With the string "screenshot" as the filter, copy each matching line from the records.

Data provided: Begin

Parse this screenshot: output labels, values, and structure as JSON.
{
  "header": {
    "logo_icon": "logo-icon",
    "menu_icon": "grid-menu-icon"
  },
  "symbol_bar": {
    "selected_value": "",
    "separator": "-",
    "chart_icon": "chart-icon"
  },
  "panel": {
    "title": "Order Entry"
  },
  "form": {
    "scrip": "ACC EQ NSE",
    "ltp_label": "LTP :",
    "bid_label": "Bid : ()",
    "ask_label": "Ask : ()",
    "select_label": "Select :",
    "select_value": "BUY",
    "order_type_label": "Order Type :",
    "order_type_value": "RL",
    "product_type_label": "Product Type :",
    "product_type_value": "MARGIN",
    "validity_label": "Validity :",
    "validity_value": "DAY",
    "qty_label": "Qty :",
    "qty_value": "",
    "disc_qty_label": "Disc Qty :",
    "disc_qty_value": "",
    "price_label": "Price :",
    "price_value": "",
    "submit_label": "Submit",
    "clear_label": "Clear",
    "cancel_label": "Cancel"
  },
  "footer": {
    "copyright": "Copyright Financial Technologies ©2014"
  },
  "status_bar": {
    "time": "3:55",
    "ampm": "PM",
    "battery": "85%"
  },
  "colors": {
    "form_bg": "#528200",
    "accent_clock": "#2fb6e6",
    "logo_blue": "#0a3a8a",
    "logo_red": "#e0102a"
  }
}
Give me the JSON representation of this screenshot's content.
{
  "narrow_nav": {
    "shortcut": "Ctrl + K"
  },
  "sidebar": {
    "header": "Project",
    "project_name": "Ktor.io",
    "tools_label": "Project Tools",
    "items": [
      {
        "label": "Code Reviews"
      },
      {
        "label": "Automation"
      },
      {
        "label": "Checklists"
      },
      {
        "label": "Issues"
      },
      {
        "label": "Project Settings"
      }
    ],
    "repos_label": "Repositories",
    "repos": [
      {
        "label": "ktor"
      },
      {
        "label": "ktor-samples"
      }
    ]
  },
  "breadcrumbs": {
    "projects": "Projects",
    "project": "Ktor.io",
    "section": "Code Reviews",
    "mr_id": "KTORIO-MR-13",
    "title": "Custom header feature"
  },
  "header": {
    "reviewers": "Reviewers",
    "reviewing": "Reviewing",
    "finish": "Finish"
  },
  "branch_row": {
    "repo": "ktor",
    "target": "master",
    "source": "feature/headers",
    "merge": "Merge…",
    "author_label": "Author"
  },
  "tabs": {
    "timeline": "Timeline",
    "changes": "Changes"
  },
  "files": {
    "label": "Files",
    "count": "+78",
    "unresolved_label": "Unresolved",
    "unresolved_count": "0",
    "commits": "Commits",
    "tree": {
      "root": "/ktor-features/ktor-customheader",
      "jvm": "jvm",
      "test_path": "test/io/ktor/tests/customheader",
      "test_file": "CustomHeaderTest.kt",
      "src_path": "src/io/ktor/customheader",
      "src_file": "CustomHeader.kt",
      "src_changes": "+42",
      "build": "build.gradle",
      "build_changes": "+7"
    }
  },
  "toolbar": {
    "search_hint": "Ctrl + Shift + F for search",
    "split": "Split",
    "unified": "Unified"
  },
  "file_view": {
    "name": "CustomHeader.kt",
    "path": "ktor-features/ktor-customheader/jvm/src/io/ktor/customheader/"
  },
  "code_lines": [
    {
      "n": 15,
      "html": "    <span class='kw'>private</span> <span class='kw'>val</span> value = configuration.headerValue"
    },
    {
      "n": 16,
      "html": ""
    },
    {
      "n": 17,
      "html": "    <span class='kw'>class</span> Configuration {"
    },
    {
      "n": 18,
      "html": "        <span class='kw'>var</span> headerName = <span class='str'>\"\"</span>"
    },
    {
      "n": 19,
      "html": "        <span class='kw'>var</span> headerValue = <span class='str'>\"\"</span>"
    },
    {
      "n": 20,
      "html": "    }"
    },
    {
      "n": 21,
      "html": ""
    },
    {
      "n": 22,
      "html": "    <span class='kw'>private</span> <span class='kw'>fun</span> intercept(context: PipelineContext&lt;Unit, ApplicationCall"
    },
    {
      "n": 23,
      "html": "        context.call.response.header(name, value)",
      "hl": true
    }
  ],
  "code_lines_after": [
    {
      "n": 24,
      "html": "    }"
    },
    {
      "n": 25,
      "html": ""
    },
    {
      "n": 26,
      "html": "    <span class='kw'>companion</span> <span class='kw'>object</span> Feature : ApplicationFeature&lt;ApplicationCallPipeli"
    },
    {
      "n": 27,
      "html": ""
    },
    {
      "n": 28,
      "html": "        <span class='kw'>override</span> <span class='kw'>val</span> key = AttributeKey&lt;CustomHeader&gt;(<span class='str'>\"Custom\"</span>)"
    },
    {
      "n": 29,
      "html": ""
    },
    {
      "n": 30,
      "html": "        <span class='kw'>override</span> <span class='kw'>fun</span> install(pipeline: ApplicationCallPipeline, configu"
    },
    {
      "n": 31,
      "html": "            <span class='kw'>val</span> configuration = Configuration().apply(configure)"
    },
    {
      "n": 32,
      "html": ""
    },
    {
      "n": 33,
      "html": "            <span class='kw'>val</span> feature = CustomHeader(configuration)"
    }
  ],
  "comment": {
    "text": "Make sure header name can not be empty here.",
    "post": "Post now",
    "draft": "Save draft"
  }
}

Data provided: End

Answer for this exercise =>
Parse this screenshot: output labels, values, and structure as JSON.
Give me the JSON representation of this screenshot's content.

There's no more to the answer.